Task
How many lines in the entries below include the string "expanded"? Answer with the number only.

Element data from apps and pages
────────────────────────────────────────

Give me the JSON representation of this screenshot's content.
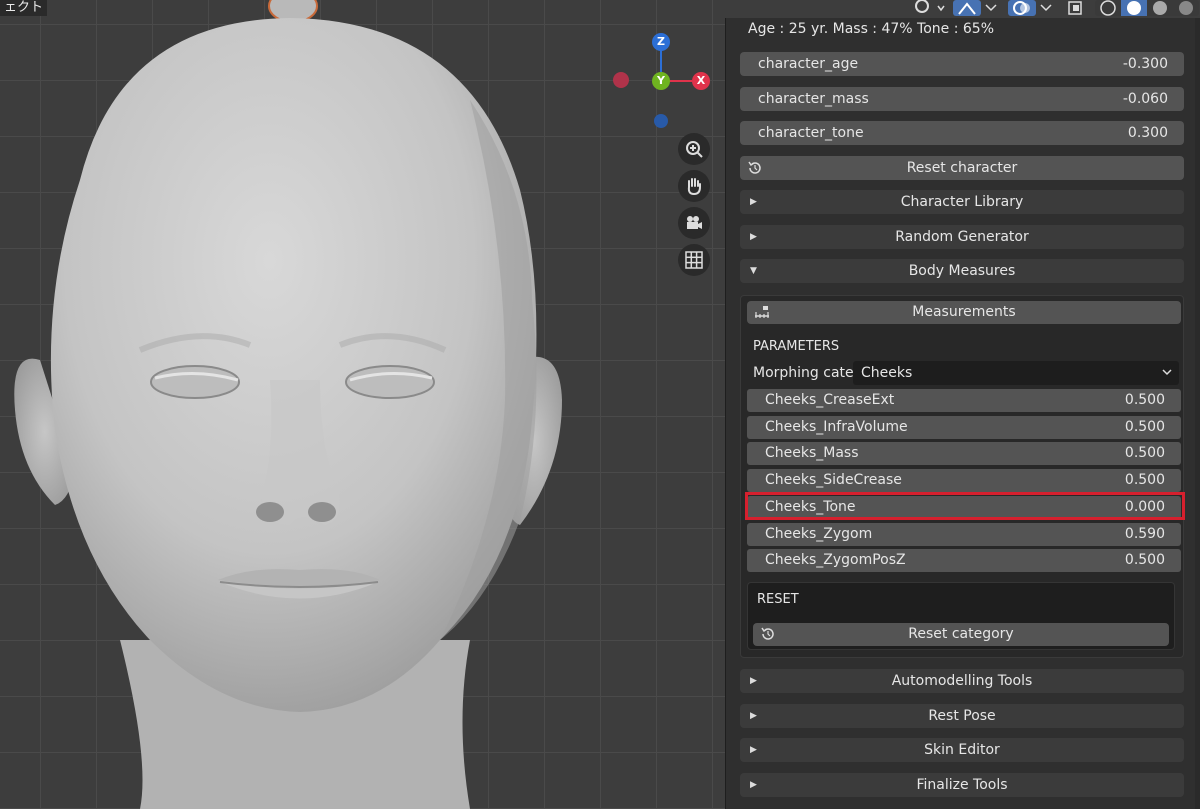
{
  "viewport": {
    "title_fragment": "ェクト",
    "gizmo": {
      "z": "Z",
      "y": "Y",
      "x": "X"
    },
    "nav_icons": [
      "zoom-icon",
      "hand-pan-icon",
      "camera-icon",
      "grid-icon"
    ]
  },
  "panel": {
    "info": "Age : 25 yr.  Mass : 47%  Tone : 65%",
    "character_fields": [
      {
        "label": "character_age",
        "value": "-0.300"
      },
      {
        "label": "character_mass",
        "value": "-0.060"
      },
      {
        "label": "character_tone",
        "value": "0.300"
      }
    ],
    "reset_character": "Reset character",
    "sections_top": [
      {
        "label": "Character Library",
        "state": "collapsed"
      },
      {
        "label": "Random Generator",
        "state": "collapsed"
      },
      {
        "label": "Body Measures",
        "state": "expanded"
      }
    ],
    "body_measures": {
      "measurements_button": "Measurements",
      "parameters_heading": "PARAMETERS",
      "morph_label": "Morphing cate..",
      "morph_value": "Cheeks",
      "params": [
        {
          "label": "Cheeks_CreaseExt",
          "value": "0.500"
        },
        {
          "label": "Cheeks_InfraVolume",
          "value": "0.500"
        },
        {
          "label": "Cheeks_Mass",
          "value": "0.500"
        },
        {
          "label": "Cheeks_SideCrease",
          "value": "0.500"
        },
        {
          "label": "Cheeks_Tone",
          "value": "0.000"
        },
        {
          "label": "Cheeks_Zygom",
          "value": "0.590"
        },
        {
          "label": "Cheeks_ZygomPosZ",
          "value": "0.500"
        }
      ],
      "reset_heading": "RESET",
      "reset_category": "Reset category"
    },
    "sections_bottom": [
      {
        "label": "Automodelling Tools",
        "state": "collapsed"
      },
      {
        "label": "Rest Pose",
        "state": "collapsed"
      },
      {
        "label": "Skin Editor",
        "state": "collapsed"
      },
      {
        "label": "Finalize Tools",
        "state": "collapsed"
      }
    ]
  },
  "colors": {
    "highlight": "#d6202e",
    "gizmo_z": "#2c6fd6",
    "gizmo_y": "#6fb420",
    "gizmo_x": "#e0334b"
  }
}
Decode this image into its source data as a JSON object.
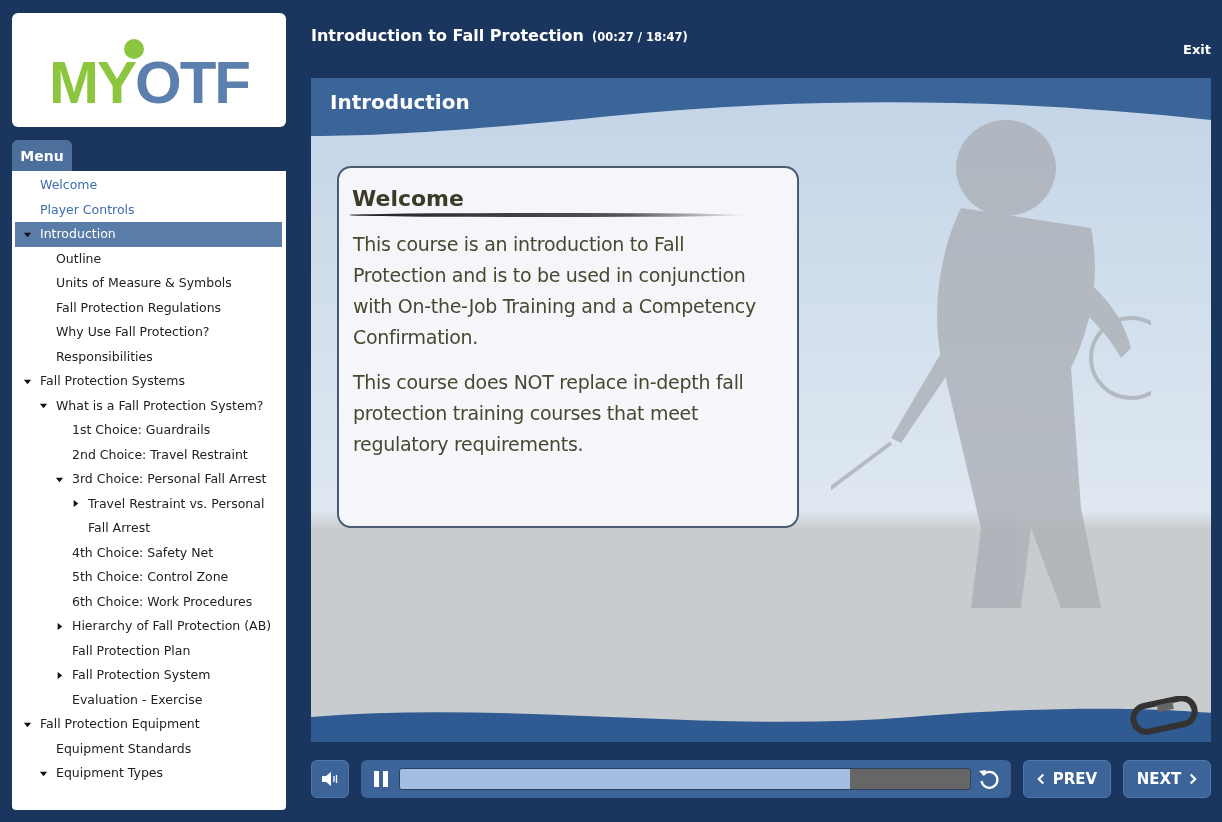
{
  "logo": {
    "lead": "MY",
    "rest": "OTF"
  },
  "course": {
    "title": "Introduction to Fall Protection",
    "time": "(00:27 / 18:47)",
    "exit": "Exit"
  },
  "menu": {
    "tab": "Menu",
    "items": [
      {
        "label": "Welcome",
        "visited": true,
        "selected": false
      },
      {
        "label": "Player Controls",
        "visited": true,
        "selected": false
      },
      {
        "label": "Introduction",
        "visited": false,
        "selected": true,
        "expanded": true,
        "children": [
          {
            "label": "Outline",
            "visited": false,
            "selected": false
          },
          {
            "label": "Units of Measure & Symbols",
            "visited": false,
            "selected": false
          },
          {
            "label": "Fall Protection Regulations",
            "visited": false,
            "selected": false
          },
          {
            "label": "Why Use Fall Protection?",
            "visited": false,
            "selected": false
          },
          {
            "label": "Responsibilities",
            "visited": false,
            "selected": false
          }
        ]
      },
      {
        "label": "Fall Protection Systems",
        "visited": false,
        "selected": false,
        "expanded": true,
        "children": [
          {
            "label": "What is a Fall Protection System?",
            "visited": false,
            "selected": false,
            "expanded": true,
            "children": [
              {
                "label": "1st Choice: Guardrails",
                "visited": false,
                "selected": false
              },
              {
                "label": "2nd Choice: Travel Restraint",
                "visited": false,
                "selected": false
              },
              {
                "label": "3rd Choice: Personal Fall Arrest",
                "visited": false,
                "selected": false,
                "expanded": true,
                "children": [
                  {
                    "label": "Travel Restraint vs. Personal Fall Arrest",
                    "visited": false,
                    "selected": false,
                    "expanded": false
                  }
                ]
              },
              {
                "label": "4th Choice: Safety Net",
                "visited": false,
                "selected": false
              },
              {
                "label": "5th Choice: Control Zone",
                "visited": false,
                "selected": false
              },
              {
                "label": "6th Choice: Work Procedures",
                "visited": false,
                "selected": false
              },
              {
                "label": "Hierarchy of Fall Protection (AB)",
                "visited": false,
                "selected": false,
                "expanded": false
              },
              {
                "label": "Fall Protection Plan",
                "visited": false,
                "selected": false
              },
              {
                "label": "Fall Protection System",
                "visited": false,
                "selected": false,
                "expanded": false
              },
              {
                "label": "Evaluation - Exercise",
                "visited": false,
                "selected": false
              }
            ]
          }
        ]
      },
      {
        "label": "Fall Protection Equipment",
        "visited": false,
        "selected": false,
        "expanded": true,
        "children": [
          {
            "label": "Equipment Standards",
            "visited": false,
            "selected": false
          },
          {
            "label": "Equipment Types",
            "visited": false,
            "selected": false,
            "expanded": true
          }
        ]
      }
    ]
  },
  "slide": {
    "heading": "Introduction",
    "card_title": "Welcome",
    "paragraphs": [
      "This course is an introduction to Fall Protection and is to be used in conjunction with On-the-Job Training and a Competency Confirmation.",
      "This course does NOT replace in-depth fall protection training courses that meet regulatory requirements."
    ]
  },
  "player": {
    "playing": true,
    "level": 0.79,
    "prev": "PREV",
    "next": "NEXT"
  }
}
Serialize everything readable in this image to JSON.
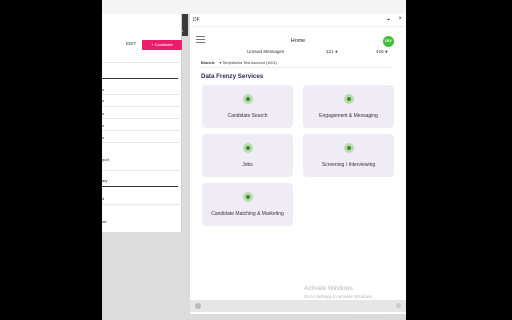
{
  "background_app": {
    "bookmark_label": "Bookmark",
    "edit_label": "EDIT",
    "pink_button_label": "+ Candidate",
    "list_partial": [
      "o",
      "o",
      "o",
      "o",
      "o",
      "o"
    ],
    "partial_text_1": "port",
    "partial_text_2": "ary",
    "partial_text_3": "d",
    "partial_text_4": "ne"
  },
  "window": {
    "title": "DF",
    "pin_icon": "pin-icon",
    "close_icon": "close-icon"
  },
  "appbar": {
    "title": "Home",
    "unread_label": "Unread Messages",
    "unread_count": "121",
    "second_count": "426",
    "avatar_initials": "DEV"
  },
  "branch": {
    "label": "Branch:",
    "value": "TempWorks Test Account (1001)"
  },
  "services": {
    "title": "Data Frenzy Services",
    "items": [
      {
        "label": "Candidate Search",
        "icon": "search-icon"
      },
      {
        "label": "Engagement & Messaging",
        "icon": "chat-icon"
      },
      {
        "label": "Jobs",
        "icon": "list-icon"
      },
      {
        "label": "Screening / Interviewing",
        "icon": "briefcase-icon"
      },
      {
        "label": "Candidate Matching & Marketing",
        "icon": "globe-icon"
      }
    ]
  },
  "watermark": {
    "line1": "Activate Windows",
    "line2": "Go to Settings to activate Windows."
  },
  "colors": {
    "accent_green": "#3fbf3a",
    "card_bg": "#f0ecf5",
    "section_title": "#2b2a57",
    "pink": "#ea1f6b"
  }
}
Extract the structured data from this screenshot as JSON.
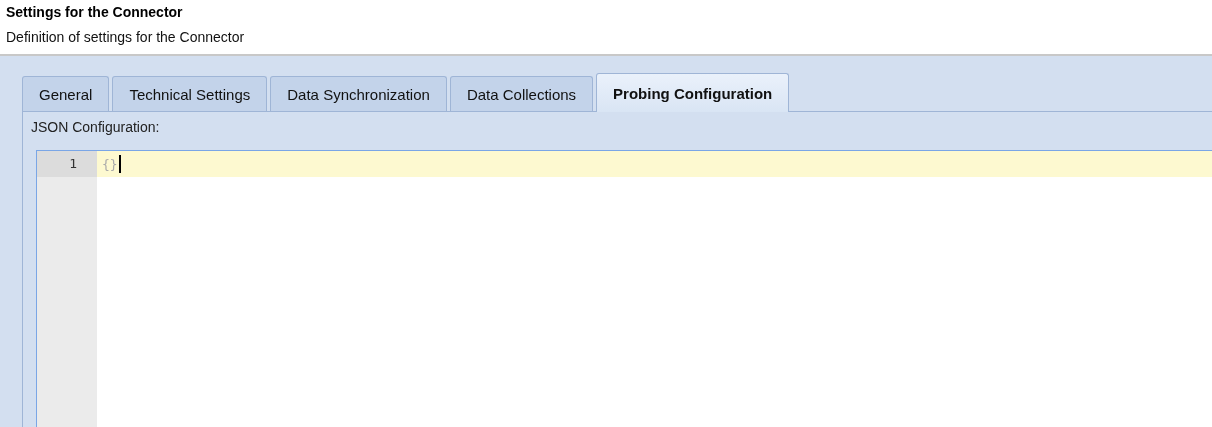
{
  "header": {
    "title": "Settings for the Connector",
    "subtitle": "Definition of settings for the Connector"
  },
  "tabs": [
    {
      "label": "General",
      "selected": false
    },
    {
      "label": "Technical Settings",
      "selected": false
    },
    {
      "label": "Data Synchronization",
      "selected": false
    },
    {
      "label": "Data Collections",
      "selected": false
    },
    {
      "label": "Probing Configuration",
      "selected": true
    }
  ],
  "field_label": "JSON Configuration:",
  "editor": {
    "lines": [
      {
        "number": "1",
        "text": "{}",
        "active": true
      }
    ]
  }
}
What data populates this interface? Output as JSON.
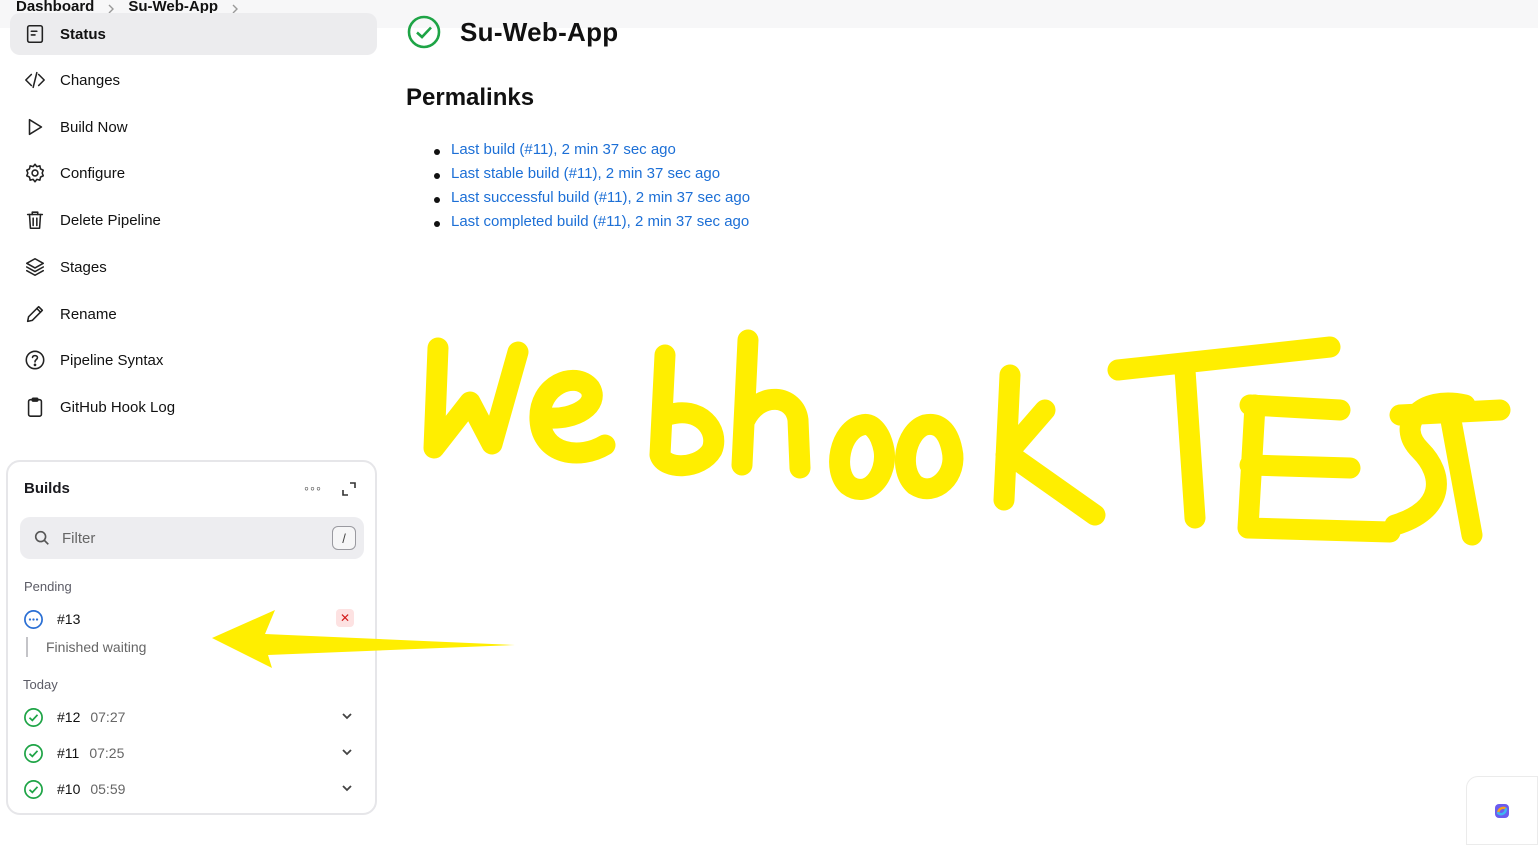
{
  "breadcrumb": {
    "items": [
      "Dashboard",
      "Su-Web-App"
    ]
  },
  "sidebar": {
    "items": [
      {
        "label": "Status",
        "icon": "status-icon",
        "active": true
      },
      {
        "label": "Changes",
        "icon": "code-icon"
      },
      {
        "label": "Build Now",
        "icon": "play-icon"
      },
      {
        "label": "Configure",
        "icon": "gear-icon"
      },
      {
        "label": "Delete Pipeline",
        "icon": "trash-icon"
      },
      {
        "label": "Stages",
        "icon": "layers-icon"
      },
      {
        "label": "Rename",
        "icon": "pencil-icon"
      },
      {
        "label": "Pipeline Syntax",
        "icon": "help-icon"
      },
      {
        "label": "GitHub Hook Log",
        "icon": "clipboard-icon"
      }
    ]
  },
  "builds": {
    "title": "Builds",
    "filter_placeholder": "Filter",
    "filter_shortcut": "/",
    "pending_label": "Pending",
    "pending": {
      "number": "#13",
      "substatus": "Finished waiting",
      "status": "pending"
    },
    "today_label": "Today",
    "rows": [
      {
        "number": "#12",
        "time": "07:27",
        "status": "success"
      },
      {
        "number": "#11",
        "time": "07:25",
        "status": "success"
      },
      {
        "number": "#10",
        "time": "05:59",
        "status": "success"
      }
    ]
  },
  "main": {
    "title": "Su-Web-App",
    "status": "success",
    "permalinks_heading": "Permalinks",
    "permalinks": [
      "Last build (#11), 2 min 37 sec ago",
      "Last stable build (#11), 2 min 37 sec ago",
      "Last successful build (#11), 2 min 37 sec ago",
      "Last completed build (#11), 2 min 37 sec ago"
    ]
  },
  "annotation": {
    "text": "Webhook TEST",
    "color": "#ffee00"
  },
  "colors": {
    "link": "#1c6fd6",
    "success": "#1ea446",
    "pending": "#2a6fd4",
    "cancel": "#d31b1b"
  }
}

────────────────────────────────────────

Task result
10